I am E_bookpushers and I am addicted to books. I have to thank my mother for my addiction because one of my fondest memories involves bedtime stories. No, I am not talking about Dr. Seuss, Bernstein Bears or Madeline, those were daytime learn to read books, but I am talking about Tolkien, Richard Adams and Asimov…
Thanks to my mother’s open mindedness I did not grow up a genre snob. While I tend to read and enjoy SF/F in its various permutations, romance and its sub-genres I also read and enjoy westerns, murder mysteries etc. If a book can capture my attention, spark my imagination; carry me into a different world/reality than I am willing to give it a try. So bring on your recommendations so I can update my TBR list.
Review originally posted on The Book Pushers.
Publish Date: Out now
How I got this book: ARC from the publisher
She’s been there, done that–but never with the sexy hockey player next door.
Dating, marriage, divorce… Audra Leone has been there, done that. These days she’s focused on her antiques business and doesn’t need a man complicating her life.
Still, she can’t help but notice the flirty ex-hockey player who owns the sports bar next door, but he’s got two strikes against him. He’s her landlord, and he’s almost ten years younger–which puts Audra way outside the flock of twenty-somethings vying for his attention.
When Scott Beckett sees Audra hasn’t closed shop during a major snowstorm, he checks in on her–to find her shackled to a post. He’s more than happy to help and close the distance she keeps firmly between them. He’s well over his playboy days and hungering for something stronger, something lasting.
One spontaneous, bone-melting kiss leads to an explosive night of passion, and Scott realizes the quiet antiques lady is everything he craves. But it’ll take some doing–and maybe a disaster or two–to convince her to give forever a chance.
Warning: Contains a wounded heroine who’s put her heart on ice, and an ex-jock who still knows how to run interference on her defenses. Could have you wishing for snow in July.
This blurb came from the author’s website.
I requested this book because I enjoyed the blurb and thought I would enjoy watching Scott convince Audra the obstacles only existed in her mind. Unfortunately, I should have checked the classification because I found myself feeling letdown by this novella’s quick resolution given the extent of the internal and external conflict. I enjoyed the set-up and how Hunter worked in the history of Scott’s overtures and Audra’s resistance. I also laughed a lot at her predicament and all of the embarrassing assumptions or questions generated by that scene. It was after their night together I felt this story lost what attracted me to it in the beginning.
Audra was burned by a horrible previous marriage. Her life revolved around rebuilding herself and her livelihood as an antique dealer but she was not willing to take a chance on a man, especially not one who seemed to have a parade of women much younger then she was in his life. Not to mention the landlord aspect involved mixing business with pleasure another lesson Audra stumbled upon painfully in her last relationship. One night she needed Scott’s help and gave into her attraction to him only to have something go catastrophically wrong with her business. As a result, she fled from what they started.

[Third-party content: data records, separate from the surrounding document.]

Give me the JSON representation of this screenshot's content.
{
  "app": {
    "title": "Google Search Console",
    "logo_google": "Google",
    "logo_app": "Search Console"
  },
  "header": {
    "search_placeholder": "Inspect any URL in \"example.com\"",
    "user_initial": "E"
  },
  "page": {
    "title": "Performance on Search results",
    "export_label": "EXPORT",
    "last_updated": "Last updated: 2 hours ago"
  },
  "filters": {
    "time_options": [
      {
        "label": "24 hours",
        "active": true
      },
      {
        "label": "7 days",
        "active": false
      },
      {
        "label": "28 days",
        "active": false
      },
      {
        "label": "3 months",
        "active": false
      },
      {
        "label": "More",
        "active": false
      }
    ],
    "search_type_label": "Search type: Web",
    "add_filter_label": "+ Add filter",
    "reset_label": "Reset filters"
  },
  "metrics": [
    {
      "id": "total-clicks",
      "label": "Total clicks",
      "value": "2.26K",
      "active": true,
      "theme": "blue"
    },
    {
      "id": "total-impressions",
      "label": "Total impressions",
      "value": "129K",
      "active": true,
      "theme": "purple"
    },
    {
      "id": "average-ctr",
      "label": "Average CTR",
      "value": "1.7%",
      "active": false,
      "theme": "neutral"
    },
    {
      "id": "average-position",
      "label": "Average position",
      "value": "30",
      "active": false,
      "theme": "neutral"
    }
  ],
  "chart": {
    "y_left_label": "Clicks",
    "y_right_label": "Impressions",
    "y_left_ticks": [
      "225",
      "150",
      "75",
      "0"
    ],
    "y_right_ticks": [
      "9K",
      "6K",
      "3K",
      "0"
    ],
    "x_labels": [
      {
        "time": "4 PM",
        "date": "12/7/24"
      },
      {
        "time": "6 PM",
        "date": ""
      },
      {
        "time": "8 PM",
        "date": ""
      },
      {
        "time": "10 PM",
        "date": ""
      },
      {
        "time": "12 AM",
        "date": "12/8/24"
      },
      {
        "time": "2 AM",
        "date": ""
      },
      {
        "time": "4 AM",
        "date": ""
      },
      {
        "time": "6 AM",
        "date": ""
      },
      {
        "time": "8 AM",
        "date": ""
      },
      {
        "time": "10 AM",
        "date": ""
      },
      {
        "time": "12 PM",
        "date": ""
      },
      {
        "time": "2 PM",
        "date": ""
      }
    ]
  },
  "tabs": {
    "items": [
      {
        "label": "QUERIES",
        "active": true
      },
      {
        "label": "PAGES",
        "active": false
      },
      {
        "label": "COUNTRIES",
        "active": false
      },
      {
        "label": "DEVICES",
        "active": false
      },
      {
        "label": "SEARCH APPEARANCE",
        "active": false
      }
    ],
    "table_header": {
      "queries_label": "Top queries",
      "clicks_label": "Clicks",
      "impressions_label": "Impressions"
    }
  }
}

Scott, an ex-hockey player turned bar owner and landlord, had a thing for his lessee, Audra. She was an older woman who barely made her ends meet and resisted his attempts to get to know her. When he found her in a difficult situation and needing his help, he took the opportunity to convince her to join him for dinner. Things were going well then the structural roof repairs he put off at Audra’s request and advice of the building inspector demonstrated they were no longer capable of holding. This put them both in a bad situation due to the loss of the building and her stock.
From this point, I felt as if One Hot Night suffered from superficiality. The detail from the setup and beginning was lost. In my mind, the additional pressure of losing her business would have added to the strain between them and it did temporarily but that strain vanished. Audra apparently changed her mind about Scott, her business, and her outlook on life but I did not see what triggered the transition I was told that it happened as she told Scott. I did not feel any sort of real character growth from Scott at all. As I said in the beginning, given the extent of the obstacles between Audra and Scott I wanted to see the transformation. As a result I could not believe in their romance or that her fears from the very beginning were assuaged especially with the loss of her business and inventory.
One Hot Night started off nicely but was unable to maintain the detail and emotional connection throughout the book. I went from deeply engrossed and curious to feeling letdown by the switch to tell instead of show. Hunter included too many serious issues as obstacles to the romance to be satisfied in a novella format and as a result the book suffered. Sadly I was not able to believe in the romance between Scott and Audra.
I give One Hot Night a D